Wednesday, 11 April 2007

Crack team hit streets to help tackle city's social problems

IN an innovative pilot scheme, specially appointed community co-ordinators are to liaise with people in designated neighbourhoods to tackle a range of social problems.

The eight community co-ordinators will soon begin work in Limerick city and will link up with the local authorities, gardai and the HSE to help local people on both sides of the city deal with a variety of problems in their districts.

The Limerick City Community Safety Partnership is based on a very successful UK 'ranger' scheme to help make neighbourhoods safer and better places to live.

The pilot scheme, which will run for two years, will cost in the region of €1m. The co-ordinators are each on a salary starting at €32,000.

Chief Superintendent at Henry Street Garda Station, Willie Keane said the co-ordinators had no enforcement powers.

"I have great hope and expectation from this scheme and it is a first for everyone involved. The co-ordinators will come back to the different service organisations and address whatever issues they come across," he said.

He also urged local people in the communities where the co-ordinators will be working to get to know the new faces.

"The co-ordinators are not another layer of bureaucracy and I hope that it will help cut through some of the bureaucracy that already exists," said Superintendent Keane.

Mayor of Limerick, Joe Leddin said the co-ordinators will engage with the youth, listen to their points of view and encourage them to take part in community activities.

"They are also there to help vulnerable people like the elderly by providing links for them with other services. The co-ordinators are highly qualified, full of energy and enthusiasm," said Mayor Leddin.

Limerick City Council received over 260 applications for the eight positions. The designated areas where they will work are Janesboro, Rosbrien, Kennedy Park, Thomondgate, Watergate Flats and St John's Square.

The co-ordinators will carry two-way radios that will be linked up to City Hall and wear casual distinctive blue uniforms.
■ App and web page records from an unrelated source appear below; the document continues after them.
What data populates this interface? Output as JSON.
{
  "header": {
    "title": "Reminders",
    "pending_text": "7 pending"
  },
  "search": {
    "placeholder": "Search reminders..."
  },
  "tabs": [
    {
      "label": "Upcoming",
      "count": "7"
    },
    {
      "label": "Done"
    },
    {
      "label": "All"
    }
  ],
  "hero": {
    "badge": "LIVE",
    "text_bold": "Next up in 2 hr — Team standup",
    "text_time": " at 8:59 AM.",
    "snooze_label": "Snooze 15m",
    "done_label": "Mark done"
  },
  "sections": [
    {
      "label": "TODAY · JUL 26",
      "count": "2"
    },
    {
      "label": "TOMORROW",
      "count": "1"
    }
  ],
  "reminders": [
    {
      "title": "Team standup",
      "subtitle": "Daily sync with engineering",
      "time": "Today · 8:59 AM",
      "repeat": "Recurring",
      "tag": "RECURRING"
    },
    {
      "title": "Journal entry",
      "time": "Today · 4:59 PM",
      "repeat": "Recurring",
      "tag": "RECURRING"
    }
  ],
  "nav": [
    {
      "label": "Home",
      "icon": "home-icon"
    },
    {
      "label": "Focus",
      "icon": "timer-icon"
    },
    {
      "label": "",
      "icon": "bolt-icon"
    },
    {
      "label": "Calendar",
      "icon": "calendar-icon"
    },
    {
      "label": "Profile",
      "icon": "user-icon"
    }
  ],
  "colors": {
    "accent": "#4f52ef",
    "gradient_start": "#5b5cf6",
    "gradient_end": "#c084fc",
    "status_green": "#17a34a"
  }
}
The majority of them are from Limerick.

All have third level education.

Team leader Ann Marie Hogan worked as a human resources manager before taking up her new post.

"I took this job because I wanted to move from a purely money making environment to work where I could make a difference to the quality of life of these communities," she said.

Should the pilot scheme prove successful, it is believed similar schemes will be introduced in other areas of the country.

Barry Duggan
Irish Independent

No comments: